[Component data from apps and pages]
____

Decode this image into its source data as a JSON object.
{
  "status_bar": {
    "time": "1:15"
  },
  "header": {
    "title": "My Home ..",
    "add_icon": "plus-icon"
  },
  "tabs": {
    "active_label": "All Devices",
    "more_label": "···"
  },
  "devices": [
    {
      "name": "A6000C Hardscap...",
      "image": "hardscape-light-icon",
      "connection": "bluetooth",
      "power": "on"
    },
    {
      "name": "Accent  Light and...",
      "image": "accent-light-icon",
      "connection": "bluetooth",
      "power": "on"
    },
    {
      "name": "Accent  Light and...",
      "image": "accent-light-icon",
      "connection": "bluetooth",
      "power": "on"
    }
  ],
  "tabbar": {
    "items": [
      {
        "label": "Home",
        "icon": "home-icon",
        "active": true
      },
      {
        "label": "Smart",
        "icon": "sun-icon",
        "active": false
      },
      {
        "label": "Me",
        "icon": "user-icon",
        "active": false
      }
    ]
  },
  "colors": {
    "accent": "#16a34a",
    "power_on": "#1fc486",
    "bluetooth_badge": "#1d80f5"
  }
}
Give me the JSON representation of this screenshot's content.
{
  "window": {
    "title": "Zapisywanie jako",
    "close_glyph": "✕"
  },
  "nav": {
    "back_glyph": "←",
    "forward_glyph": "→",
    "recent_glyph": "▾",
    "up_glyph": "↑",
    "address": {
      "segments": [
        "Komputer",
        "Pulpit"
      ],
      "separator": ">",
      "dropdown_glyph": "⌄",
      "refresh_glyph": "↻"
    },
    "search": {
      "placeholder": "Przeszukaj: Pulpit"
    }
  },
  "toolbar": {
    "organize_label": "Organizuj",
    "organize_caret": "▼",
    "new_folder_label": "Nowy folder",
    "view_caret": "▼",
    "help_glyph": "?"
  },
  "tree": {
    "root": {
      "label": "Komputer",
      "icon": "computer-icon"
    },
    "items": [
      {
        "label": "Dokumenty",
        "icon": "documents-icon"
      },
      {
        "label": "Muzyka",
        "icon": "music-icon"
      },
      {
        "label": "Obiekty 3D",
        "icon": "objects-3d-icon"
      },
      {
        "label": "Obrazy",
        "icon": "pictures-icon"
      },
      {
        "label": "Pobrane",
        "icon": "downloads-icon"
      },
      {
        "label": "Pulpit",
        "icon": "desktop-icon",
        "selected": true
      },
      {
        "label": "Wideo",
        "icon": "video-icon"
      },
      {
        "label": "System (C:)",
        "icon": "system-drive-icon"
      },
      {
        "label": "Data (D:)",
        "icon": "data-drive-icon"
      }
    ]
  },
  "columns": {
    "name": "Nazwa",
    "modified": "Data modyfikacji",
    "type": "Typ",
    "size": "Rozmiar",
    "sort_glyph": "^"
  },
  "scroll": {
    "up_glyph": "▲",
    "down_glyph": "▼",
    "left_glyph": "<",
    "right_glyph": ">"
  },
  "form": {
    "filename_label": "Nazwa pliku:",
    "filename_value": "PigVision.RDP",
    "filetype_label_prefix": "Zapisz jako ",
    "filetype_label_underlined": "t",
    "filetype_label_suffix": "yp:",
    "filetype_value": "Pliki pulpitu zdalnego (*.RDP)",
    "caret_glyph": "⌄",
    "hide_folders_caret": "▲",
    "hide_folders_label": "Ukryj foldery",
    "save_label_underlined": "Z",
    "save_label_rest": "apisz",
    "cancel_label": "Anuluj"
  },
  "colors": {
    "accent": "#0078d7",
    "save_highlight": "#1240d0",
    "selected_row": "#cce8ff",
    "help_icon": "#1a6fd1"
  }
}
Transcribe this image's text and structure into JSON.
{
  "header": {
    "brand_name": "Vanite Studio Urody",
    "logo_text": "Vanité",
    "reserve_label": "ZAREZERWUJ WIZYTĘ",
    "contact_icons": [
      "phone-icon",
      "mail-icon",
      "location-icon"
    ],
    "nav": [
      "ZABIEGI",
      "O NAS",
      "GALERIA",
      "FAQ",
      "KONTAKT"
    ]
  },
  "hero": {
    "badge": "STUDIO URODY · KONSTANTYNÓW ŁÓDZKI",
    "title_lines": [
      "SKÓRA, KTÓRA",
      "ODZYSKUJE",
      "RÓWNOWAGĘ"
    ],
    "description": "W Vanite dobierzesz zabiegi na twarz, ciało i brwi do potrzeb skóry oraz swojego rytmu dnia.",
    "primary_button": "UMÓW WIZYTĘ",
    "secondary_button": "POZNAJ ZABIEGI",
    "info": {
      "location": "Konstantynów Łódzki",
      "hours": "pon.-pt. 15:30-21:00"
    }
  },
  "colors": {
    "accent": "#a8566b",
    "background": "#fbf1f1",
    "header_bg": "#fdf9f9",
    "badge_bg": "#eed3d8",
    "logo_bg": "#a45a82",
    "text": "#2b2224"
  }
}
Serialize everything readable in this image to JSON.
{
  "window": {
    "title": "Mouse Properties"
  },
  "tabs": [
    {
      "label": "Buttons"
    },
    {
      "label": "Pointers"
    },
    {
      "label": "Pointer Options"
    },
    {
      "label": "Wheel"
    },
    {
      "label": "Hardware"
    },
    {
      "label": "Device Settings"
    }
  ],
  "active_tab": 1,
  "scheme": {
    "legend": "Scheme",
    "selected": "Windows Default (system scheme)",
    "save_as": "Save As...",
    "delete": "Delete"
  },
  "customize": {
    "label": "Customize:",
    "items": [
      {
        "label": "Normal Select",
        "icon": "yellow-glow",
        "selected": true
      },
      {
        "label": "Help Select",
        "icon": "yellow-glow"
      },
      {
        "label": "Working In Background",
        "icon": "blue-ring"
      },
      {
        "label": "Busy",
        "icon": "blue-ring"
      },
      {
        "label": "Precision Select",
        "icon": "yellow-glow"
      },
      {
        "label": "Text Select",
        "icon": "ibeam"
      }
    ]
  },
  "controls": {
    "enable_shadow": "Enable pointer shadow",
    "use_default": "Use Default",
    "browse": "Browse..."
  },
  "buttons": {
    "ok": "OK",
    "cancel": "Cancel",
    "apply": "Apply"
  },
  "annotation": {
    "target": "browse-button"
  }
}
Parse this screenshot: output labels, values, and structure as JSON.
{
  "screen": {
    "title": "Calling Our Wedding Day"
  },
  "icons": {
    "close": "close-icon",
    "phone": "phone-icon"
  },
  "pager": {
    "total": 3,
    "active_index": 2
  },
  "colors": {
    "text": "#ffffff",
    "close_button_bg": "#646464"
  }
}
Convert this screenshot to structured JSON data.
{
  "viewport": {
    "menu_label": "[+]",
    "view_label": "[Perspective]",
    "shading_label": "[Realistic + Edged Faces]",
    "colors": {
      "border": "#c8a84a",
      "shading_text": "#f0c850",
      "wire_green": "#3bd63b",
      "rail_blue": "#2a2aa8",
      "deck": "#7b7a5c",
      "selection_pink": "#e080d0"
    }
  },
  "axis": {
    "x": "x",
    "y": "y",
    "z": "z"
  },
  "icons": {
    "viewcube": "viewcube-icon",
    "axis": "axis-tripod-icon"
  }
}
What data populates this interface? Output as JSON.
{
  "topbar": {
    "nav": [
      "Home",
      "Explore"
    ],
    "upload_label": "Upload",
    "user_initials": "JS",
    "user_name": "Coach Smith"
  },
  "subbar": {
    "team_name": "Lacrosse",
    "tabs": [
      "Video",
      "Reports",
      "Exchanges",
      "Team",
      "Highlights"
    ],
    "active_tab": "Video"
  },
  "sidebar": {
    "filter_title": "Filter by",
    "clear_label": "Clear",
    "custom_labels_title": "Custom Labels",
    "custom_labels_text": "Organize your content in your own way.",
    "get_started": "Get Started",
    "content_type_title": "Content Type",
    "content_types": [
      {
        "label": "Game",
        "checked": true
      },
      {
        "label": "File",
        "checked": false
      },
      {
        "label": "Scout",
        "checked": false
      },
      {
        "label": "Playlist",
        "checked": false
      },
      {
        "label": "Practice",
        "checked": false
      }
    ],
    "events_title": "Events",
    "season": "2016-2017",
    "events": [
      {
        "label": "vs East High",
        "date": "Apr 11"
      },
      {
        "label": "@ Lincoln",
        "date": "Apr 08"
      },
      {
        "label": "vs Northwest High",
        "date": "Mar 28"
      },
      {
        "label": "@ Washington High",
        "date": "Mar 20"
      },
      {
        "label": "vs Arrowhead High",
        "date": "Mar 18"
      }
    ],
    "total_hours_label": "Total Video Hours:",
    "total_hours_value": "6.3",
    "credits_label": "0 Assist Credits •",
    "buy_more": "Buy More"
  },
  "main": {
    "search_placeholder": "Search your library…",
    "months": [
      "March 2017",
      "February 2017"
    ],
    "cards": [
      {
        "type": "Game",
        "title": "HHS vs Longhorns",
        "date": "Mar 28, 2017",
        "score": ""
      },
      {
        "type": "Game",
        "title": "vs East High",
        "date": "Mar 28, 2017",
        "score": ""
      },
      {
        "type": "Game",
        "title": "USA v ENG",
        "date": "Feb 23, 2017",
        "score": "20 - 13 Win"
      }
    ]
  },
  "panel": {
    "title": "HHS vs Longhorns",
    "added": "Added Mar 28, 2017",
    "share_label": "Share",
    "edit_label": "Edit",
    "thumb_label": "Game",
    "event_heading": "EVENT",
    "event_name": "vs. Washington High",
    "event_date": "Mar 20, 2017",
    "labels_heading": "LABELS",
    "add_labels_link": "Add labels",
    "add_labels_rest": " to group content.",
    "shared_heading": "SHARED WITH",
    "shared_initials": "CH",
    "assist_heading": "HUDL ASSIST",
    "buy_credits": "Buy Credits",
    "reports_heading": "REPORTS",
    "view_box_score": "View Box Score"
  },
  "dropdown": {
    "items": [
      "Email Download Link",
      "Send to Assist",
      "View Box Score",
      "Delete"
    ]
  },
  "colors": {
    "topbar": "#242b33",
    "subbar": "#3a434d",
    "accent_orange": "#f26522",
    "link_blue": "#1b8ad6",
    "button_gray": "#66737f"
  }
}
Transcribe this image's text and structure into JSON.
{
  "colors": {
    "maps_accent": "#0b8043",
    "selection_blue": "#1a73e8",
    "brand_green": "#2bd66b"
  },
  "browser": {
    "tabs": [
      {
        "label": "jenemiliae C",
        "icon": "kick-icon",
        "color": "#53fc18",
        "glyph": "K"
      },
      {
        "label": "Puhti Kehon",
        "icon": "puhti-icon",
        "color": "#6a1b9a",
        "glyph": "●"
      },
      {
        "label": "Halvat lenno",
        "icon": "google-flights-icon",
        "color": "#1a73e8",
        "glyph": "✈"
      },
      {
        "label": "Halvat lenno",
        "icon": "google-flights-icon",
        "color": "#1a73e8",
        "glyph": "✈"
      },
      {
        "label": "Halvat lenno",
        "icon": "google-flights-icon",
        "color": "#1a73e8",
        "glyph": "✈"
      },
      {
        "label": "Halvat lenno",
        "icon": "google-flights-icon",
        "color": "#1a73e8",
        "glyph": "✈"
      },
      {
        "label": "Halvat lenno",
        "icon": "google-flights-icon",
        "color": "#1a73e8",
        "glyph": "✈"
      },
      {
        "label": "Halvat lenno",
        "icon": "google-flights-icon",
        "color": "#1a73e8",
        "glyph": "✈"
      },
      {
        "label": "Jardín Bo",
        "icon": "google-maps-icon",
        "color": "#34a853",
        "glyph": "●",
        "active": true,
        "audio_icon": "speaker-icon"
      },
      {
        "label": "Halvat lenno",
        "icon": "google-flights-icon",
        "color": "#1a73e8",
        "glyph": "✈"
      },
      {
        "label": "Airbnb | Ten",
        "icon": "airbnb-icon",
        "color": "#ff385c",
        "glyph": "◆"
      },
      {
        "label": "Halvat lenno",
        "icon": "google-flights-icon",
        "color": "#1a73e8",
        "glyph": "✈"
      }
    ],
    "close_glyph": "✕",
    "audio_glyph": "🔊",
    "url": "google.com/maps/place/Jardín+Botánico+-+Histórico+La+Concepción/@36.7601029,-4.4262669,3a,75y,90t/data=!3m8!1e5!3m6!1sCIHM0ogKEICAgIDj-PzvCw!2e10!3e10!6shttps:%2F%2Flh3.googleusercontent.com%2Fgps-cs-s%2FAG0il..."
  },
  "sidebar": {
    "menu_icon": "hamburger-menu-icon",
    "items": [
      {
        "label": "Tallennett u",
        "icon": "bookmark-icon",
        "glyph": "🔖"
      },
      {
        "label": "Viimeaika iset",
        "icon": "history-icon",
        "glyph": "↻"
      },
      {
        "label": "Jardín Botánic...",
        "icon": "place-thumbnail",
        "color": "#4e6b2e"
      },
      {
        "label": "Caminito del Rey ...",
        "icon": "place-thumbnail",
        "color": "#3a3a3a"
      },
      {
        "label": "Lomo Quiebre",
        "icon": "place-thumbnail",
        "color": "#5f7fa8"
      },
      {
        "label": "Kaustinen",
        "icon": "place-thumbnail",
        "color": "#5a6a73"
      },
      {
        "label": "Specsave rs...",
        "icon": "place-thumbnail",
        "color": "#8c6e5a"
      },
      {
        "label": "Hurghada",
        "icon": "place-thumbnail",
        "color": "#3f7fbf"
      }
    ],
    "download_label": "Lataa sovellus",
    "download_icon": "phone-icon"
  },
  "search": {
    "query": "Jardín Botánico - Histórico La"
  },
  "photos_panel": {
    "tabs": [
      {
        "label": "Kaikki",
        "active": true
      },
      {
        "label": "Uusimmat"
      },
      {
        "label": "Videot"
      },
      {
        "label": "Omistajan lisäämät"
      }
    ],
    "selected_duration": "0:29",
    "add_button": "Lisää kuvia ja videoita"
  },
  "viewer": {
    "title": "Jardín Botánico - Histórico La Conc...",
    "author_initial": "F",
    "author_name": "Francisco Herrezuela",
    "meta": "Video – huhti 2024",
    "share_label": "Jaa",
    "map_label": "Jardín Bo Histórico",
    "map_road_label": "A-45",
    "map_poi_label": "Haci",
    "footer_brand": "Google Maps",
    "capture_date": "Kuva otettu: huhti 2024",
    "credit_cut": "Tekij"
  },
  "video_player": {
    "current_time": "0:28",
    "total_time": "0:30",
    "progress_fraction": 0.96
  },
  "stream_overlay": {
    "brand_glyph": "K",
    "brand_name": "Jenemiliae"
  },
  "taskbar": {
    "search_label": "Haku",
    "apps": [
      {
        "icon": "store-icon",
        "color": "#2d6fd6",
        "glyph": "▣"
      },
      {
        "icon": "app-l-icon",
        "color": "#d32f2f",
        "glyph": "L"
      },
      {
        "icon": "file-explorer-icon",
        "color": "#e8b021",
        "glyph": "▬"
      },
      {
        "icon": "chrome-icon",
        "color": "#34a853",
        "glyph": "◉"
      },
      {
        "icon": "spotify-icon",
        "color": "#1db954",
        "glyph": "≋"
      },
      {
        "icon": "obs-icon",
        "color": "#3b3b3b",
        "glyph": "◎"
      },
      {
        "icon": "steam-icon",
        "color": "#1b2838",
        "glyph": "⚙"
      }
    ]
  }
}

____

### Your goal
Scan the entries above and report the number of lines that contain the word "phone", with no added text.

### Answer section
3